Fri, 17/10/2014 - 16:51

There is a point that beer kegs are retired and I think that is the most important point I think and using of discarded things is always consciously a better choice .. I brew my own beer and have purchased retired beer kegs at a salvage yard .. They were about $30 bucks last time I bought one .. I can not prove how they got there but most of them were pretty beat up! ... I think using recycled and retired things should be the point made here!

Namaste .. In Lak'ech!

sucatraps |
Fri, 17/10/2014 - 18:46

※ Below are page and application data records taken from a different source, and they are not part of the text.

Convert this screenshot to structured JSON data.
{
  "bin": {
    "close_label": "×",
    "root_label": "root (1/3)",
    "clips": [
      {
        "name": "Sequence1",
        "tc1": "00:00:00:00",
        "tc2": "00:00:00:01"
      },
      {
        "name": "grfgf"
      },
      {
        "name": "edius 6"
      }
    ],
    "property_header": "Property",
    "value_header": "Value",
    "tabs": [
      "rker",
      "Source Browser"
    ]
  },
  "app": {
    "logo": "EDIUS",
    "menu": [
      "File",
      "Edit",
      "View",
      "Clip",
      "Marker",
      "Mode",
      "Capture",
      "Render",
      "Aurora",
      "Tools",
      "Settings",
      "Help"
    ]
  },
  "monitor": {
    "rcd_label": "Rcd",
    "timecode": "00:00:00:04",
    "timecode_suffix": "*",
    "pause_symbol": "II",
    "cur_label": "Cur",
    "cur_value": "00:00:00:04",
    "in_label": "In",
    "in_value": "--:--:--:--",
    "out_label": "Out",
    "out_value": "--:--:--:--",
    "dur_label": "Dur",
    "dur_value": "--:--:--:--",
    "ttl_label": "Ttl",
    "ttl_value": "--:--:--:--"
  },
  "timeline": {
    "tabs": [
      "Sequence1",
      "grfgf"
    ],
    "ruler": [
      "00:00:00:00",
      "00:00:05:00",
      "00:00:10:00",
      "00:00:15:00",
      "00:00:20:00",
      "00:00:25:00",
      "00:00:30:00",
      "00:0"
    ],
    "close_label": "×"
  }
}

I'm more of a visual learner... lol... can we get a cut thru sketch or plan so we can see how it works? Thanks!